  • So…what were you doing 20 years ago? (pre-Internet)• Digital printing enters the picture.• Lower quantities, lower expectations of quality.• Early adopters were STM publishers. – Higher margin / fewer books / text based• Books produced and then shipped to warehouses as traditional distribution model.
  • Next…what were you doing 10 years ago? (Web 1.0 bust/Napster suit)• Digital printing enters mainstream with higher quality B&W and improving color quality.• Computer use is ubiquitous at every level of production.• More publishers are experimenting with Print On Demand and begin drop shipping direct to customers.• Warehouses are receiving cartons, not skids.• New ideas, trial and error. Invention.
  • Now…why can’t I remember what I did yesterday? (Social Media/Devices / Apps?)• Choice abounds in physical and electronic formats.• Digital printing allows production of quality and convenience; reduced or no inventory in warehouses.• Growth of direct-to-user fulfillment. P and E books• It’s truly about the Long Tail
  • What does this mean to understanding profitable new business dynamics?• We have three styles of customers who seek us out and are looking for new ways to sell their books. • Publishers • E-Commerce / Web based start ups • Individuals
  • All are looking for the same thing:• They know their content matters…to someone.• They want their content available whenever.• They want high quality.• They are looking at the total cost of having this book available, inventory free; not just the cost of manufacturing.• Simply, each book ordered makes money.
  • Importing Files & Orders• Using EDI – files housed on local server. Titles are “set-up”. Orders are for “live” titles.• Using XML – files used, then purged.• Using email – files placed on ftp, imported and housed locally.Emerging technology:• Using SmartStream – assets housed at RIP level for building books.

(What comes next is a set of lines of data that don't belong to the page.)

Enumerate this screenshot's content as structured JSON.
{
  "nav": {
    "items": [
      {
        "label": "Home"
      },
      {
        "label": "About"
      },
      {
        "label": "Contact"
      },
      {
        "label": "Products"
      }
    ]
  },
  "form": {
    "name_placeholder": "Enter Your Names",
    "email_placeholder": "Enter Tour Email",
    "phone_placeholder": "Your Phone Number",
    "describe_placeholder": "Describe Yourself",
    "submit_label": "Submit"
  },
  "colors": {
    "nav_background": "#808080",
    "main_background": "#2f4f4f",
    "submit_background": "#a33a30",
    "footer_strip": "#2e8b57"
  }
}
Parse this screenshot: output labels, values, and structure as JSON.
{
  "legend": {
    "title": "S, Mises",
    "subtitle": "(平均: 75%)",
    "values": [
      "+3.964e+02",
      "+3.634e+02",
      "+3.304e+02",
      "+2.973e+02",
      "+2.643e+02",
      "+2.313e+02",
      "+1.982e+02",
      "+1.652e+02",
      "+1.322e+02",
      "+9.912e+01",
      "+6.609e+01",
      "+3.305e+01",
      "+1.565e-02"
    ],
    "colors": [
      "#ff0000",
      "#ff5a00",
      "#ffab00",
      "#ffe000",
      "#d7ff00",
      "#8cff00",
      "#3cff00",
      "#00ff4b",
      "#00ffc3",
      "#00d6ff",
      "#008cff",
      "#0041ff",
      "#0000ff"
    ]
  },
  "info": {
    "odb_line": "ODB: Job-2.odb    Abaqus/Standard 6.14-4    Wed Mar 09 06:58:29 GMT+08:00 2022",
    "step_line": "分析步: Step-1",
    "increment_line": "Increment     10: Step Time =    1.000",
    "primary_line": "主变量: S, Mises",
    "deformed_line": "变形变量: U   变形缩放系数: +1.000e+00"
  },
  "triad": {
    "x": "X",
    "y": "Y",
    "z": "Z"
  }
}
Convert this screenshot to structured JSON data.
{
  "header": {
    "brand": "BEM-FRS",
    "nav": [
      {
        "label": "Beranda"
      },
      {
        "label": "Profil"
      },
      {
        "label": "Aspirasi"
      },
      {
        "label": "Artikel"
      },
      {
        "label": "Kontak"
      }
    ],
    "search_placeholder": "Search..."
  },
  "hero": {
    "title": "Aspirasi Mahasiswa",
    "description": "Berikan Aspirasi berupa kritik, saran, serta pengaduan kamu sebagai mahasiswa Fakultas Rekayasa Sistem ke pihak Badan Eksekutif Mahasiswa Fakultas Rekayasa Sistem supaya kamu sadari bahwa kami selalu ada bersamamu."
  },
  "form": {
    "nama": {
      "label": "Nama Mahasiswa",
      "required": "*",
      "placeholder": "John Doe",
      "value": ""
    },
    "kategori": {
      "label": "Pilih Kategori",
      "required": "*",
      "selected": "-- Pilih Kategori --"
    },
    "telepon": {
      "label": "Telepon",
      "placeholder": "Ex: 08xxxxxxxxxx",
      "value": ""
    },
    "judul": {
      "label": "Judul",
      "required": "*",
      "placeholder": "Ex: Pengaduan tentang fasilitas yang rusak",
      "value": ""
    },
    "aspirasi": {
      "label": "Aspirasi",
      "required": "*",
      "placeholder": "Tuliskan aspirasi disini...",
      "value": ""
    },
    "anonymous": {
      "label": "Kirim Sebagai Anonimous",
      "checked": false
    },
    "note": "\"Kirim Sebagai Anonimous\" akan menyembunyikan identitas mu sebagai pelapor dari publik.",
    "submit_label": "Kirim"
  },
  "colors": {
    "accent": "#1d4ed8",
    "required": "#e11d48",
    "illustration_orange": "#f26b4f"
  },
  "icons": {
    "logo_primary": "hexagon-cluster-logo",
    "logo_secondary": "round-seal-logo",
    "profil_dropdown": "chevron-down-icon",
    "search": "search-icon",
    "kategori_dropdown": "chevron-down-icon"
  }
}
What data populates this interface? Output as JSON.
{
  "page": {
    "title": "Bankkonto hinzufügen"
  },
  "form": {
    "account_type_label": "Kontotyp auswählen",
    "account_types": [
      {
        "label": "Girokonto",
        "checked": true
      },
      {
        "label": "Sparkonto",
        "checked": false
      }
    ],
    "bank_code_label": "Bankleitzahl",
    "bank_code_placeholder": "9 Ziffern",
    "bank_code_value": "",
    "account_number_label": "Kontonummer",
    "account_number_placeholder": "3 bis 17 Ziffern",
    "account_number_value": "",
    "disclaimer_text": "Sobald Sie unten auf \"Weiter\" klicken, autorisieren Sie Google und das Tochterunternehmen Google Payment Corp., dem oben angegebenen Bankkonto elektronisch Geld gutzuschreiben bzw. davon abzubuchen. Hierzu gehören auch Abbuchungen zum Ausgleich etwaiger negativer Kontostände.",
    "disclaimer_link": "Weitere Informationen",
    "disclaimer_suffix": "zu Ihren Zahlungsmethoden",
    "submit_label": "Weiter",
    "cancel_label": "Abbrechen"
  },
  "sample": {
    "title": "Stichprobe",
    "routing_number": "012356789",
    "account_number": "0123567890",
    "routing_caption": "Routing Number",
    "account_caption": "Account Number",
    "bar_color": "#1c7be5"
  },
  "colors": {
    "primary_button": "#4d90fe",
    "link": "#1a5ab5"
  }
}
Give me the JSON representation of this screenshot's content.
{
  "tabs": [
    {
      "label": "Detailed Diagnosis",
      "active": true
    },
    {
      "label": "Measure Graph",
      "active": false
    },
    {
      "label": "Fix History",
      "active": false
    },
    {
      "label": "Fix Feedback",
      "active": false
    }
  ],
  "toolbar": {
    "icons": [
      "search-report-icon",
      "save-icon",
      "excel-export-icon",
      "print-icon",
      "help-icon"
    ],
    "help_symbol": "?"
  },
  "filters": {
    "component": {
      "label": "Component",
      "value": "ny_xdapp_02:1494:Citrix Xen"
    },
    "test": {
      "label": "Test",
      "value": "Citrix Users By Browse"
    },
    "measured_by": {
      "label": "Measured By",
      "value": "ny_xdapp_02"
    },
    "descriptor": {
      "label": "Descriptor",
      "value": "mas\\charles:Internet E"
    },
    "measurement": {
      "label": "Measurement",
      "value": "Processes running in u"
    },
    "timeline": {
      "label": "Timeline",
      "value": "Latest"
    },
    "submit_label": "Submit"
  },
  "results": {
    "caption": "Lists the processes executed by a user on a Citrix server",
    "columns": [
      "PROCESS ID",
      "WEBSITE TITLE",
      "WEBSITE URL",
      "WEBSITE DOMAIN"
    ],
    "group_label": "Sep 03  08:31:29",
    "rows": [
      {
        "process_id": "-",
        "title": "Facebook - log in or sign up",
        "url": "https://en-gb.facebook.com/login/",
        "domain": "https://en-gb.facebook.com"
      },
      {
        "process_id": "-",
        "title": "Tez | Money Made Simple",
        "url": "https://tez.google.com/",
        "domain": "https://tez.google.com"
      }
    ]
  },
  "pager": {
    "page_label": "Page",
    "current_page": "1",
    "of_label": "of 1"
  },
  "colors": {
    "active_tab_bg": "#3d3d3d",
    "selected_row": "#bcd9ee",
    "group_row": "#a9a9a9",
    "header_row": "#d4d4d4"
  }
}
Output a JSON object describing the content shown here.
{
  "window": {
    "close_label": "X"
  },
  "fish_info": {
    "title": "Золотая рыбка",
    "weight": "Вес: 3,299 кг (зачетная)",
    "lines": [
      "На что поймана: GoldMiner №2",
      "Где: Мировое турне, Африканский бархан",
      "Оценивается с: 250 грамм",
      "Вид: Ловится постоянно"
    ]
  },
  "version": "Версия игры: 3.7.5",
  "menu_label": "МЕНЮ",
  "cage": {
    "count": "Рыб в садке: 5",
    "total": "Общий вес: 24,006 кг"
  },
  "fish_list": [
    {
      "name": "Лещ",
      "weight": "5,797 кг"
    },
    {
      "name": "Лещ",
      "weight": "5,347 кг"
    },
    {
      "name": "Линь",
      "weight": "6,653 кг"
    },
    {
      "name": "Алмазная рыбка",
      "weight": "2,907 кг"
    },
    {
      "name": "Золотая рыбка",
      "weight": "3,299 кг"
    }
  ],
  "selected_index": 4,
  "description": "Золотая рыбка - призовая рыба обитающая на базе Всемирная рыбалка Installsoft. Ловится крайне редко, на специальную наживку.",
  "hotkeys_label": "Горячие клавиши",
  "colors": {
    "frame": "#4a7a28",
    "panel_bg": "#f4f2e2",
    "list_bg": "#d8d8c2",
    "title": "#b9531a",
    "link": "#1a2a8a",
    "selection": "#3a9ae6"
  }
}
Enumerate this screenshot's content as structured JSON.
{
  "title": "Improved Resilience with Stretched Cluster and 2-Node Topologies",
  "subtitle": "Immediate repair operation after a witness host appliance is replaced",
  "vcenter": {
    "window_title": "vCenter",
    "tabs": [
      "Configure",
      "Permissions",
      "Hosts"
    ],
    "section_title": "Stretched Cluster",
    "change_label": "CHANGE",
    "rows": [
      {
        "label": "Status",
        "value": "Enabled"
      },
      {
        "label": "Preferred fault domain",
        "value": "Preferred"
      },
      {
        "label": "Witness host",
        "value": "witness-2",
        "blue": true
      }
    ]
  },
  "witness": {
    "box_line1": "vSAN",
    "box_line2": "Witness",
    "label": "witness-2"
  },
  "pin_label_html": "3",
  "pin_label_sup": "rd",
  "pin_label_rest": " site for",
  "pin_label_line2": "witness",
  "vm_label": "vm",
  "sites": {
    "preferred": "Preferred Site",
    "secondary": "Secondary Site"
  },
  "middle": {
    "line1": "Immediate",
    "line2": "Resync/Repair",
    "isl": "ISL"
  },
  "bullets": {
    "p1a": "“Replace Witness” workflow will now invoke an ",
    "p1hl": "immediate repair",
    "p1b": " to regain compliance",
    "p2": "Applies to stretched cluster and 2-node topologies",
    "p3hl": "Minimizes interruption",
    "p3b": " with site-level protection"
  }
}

  • Binding & Production• Casebinding – PVA Cold glue adhesive allows for rounded spine. – PUR (Polyurethane) allows for flexibility and strength to heavy ink coverage and coated papers. – Saddle Stitching allows for Library quality children’s books. – Covers are: printed and laminated or cloth with foil and Jackets.• Paperbacks• Saddle Stitch & Comb Binding
  • Shipping & Fulfillment• 1500 Shipments daily.• A shipment can be 1 book or a 1000. Average 2.5 books.• UPS, FedEx, USPS, Common Carrier.• Packing list contains publisher information: discounted pricing, branded logo and address.• BNB loves to be invisible.
  • Invoicing / back-up• All shipments confirmed electronically.• Each order has printing, binding and shipping detail itemized.• Invoicing by individual orders or weekly, bi-monthly or monthly.
  • Thank you! We’ll now take questions ANGELA BOLE Deputy Executive Director Book Industry Study Group, Inc. angela@bisg.org JIM LICHTENBERG President Lightspeed, LLC jimlichtenberg@mac.com JOE UPTON Principal/Vice President, Sales and Marketing Malloy Incorporated joe_upton@malloy.com KENT LARSON Vice President, Print-On-Demand Bridgeport National Bindery (BNB) KentL@BNBindery.comBISG WEBCAST © 2011 the Book Industry Study Group, Inc. 44www.bisg.org